Even in a megalopolis it can sometimes feel like the same small number of single men are being reshuffled over and over, especially when one is primarily dating the over-fifty and childless.

That’s one of the many reasons I need to take breaks from dating– to let both my mind and the pool refresh.

pros and cons

Steven, 40

In my 20s, I lived for several years with a girl who wanted to settle down, but I hadn’t got the wild streak out of my system. After that, I went berserk and I’ve not settled down since. I have days when I’d like someone to be around, but about 90% of the time it doesn’t even occur. I’ve always got some project on the go. I think this is just my life card; I’ve never had to consider anyone else and I don’t think I’d be capable of it now.

There are times when I wonder if I’ve made the right decision – Christmas is painful on your own – but you’re not telling me that people in relationships don’t feel the same thing. They may lie and say they’re happy, but I’m a therapist: I see people who have been in loveless marriages for 25 years and they are riddled with stress and disease because they’re constantly unhappy. This concept of love that we’re exposed to by the media is all fake. It’s the stuff of Hollywood.

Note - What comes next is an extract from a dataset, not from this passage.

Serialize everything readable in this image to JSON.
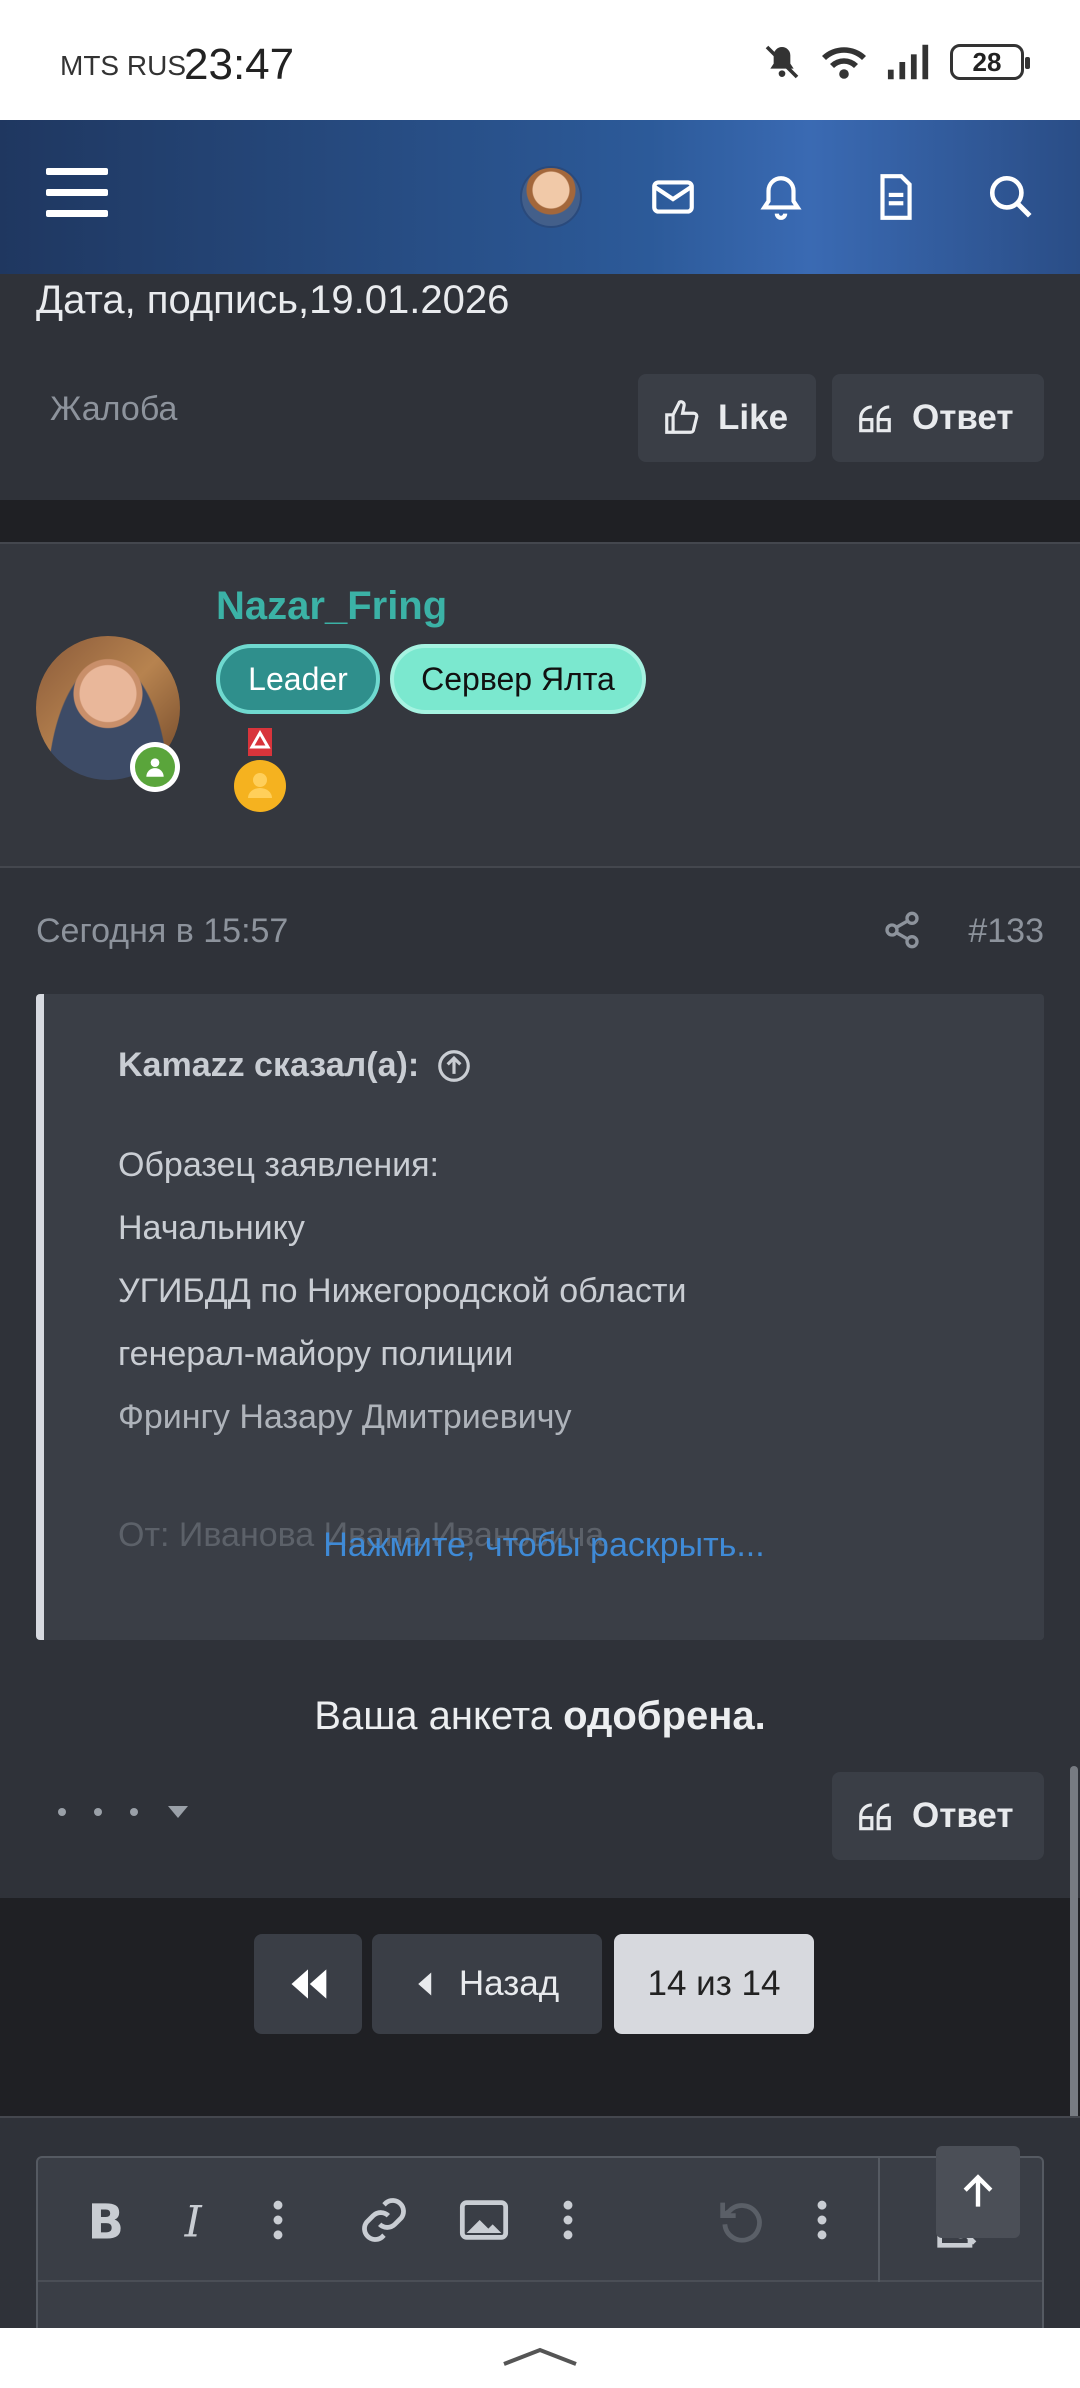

The one thing I do not like about being single is that you’re always viewed with suspicion. Did you watch The Killing on BBC4? It turns out that the killer was the fortysomething single bloke. And you think, great, thanks for that.


Stacey, 38

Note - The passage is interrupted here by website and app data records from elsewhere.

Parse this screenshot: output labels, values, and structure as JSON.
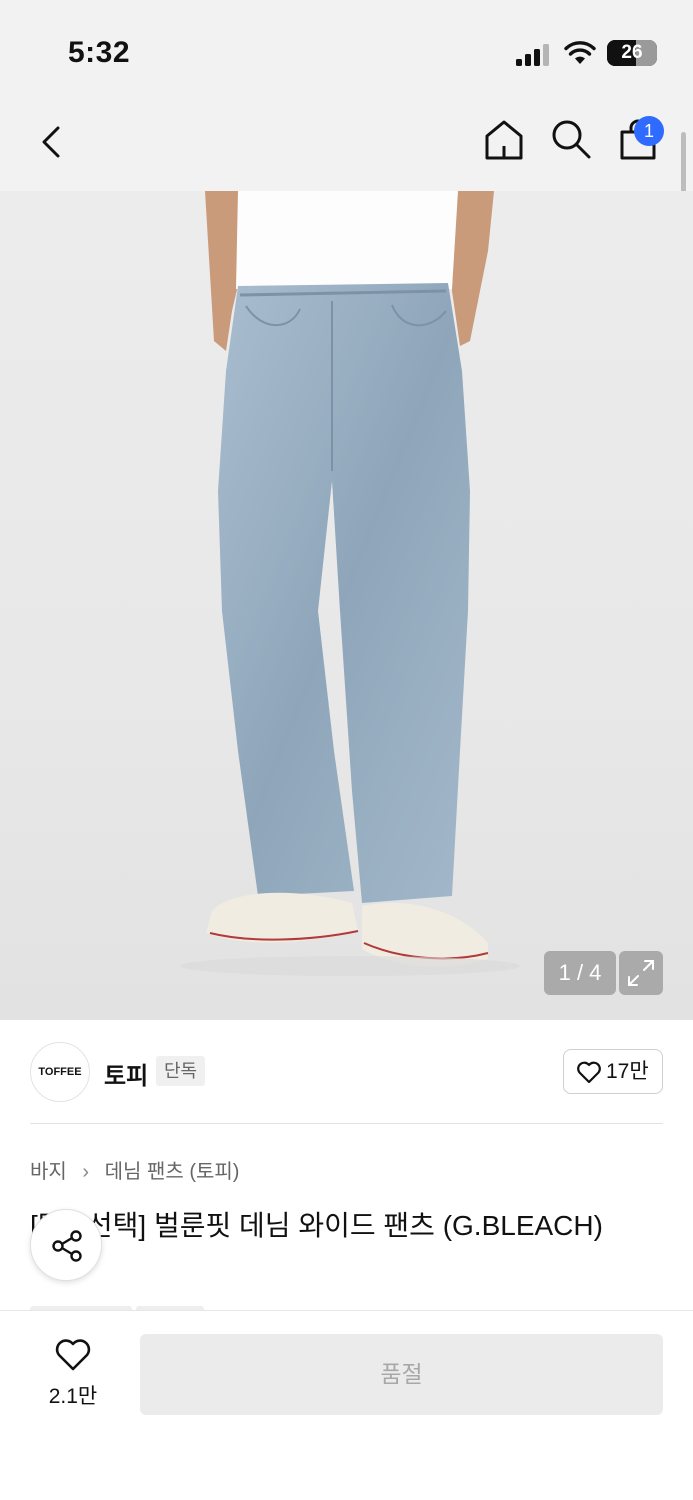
{
  "status_bar": {
    "time": "5:32",
    "battery": "26",
    "icons": [
      "cellular-signal-icon",
      "wifi-icon",
      "battery-icon"
    ]
  },
  "nav": {
    "icons": [
      "chevron-left-icon",
      "home-icon",
      "search-icon",
      "shopping-bag-icon"
    ],
    "cart_badge": "1"
  },
  "product_image": {
    "counter": "1 / 4"
  },
  "brand": {
    "logo_text": "TOFFEE",
    "name": "토피",
    "tag": "단독",
    "like_count": "17만"
  },
  "breadcrumb": {
    "items": [
      "바지",
      "데님 팬츠 (토피)"
    ]
  },
  "product": {
    "title": "[택1 선택] 벌룬핏 데님 와이드 팬츠 (G.BLEACH)"
  },
  "bottom_bar": {
    "like_count": "2.1만",
    "soldout_label": "품절"
  },
  "colors": {
    "accent_badge": "#2f6bff",
    "background_header": "#f2f2f2",
    "soldout_bg": "#ebebeb"
  }
}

I always thought it was a given that one day I would marry and have children. Obviously, I’ve got my mum, who adores me, but other than my family, I don’t really feel like I’ve got support. My friends have partners, so I play a smaller part in their lives, while they play a bigger part in mine. I’ve begun to get more involved in my own thing recently: I keep fit and do courses at the weekend.

I think it’s important to find love. I can’t imagine what will replace not doing that, because I’ve done everything else I’ve wanted to. I’ve travelled the world with my job, and I’ve now given that up so I can meet someone. I think it’s the sense of belonging I hanker after. My sisters are twins, three years older than me, so when I was growing up they were always so much closer than I was. If I was 45, I’d be more worried. I do have confidence in myself, but I don’t want to be the one at parties who’s on their own, with everyone saying, “Oh, where are your kids? Oh, you don’t have any. Sorry.”

the over-insured

I know what you’re thinking: I’m going to die alone with cats. But this is a myopic and selfish vision. Selfish because it presumes that we should use a relationship as an insurance policy: commit your life as protection against the possibility that you’ll become lonely or dependent in later life. One survey last month claimed 51 per cent of us are over-insured. And that, I doubt, doesn’t include people staying in mediocre relationships just in case.


So what, exactly, seeds low mood? Rottenberg points to three distinct but interconnected triggers: explainability, evolutionary significance, and timing. He writes:

Modern psychological theories postulate that we recover more quickly from a bad event if we can readily explain it. We would expect, then, that events that generate mixed feelings and/or confusing thoughts would be a powerful impetus toward persistent low mood.


Events that present irresolvable dilemmas on themes that have evolutionary significance — like mate choice — are fertile seeds for low mood.

When the bad things happen also matters. Extensive research demonstrates that early life traumas, such as physical or sexual abuse, lay the groundwork for a slow creep of depression and anxiety.

the alarm

Perhaps what we call depression isn’t really a disorder at all but, like physical pain, an alarm of sorts, alerting us that something is undoubtedly wrong; that perhaps it is time to stop, take a time-out, take as long as it takes, and attend to the unaddressed business of filling our souls.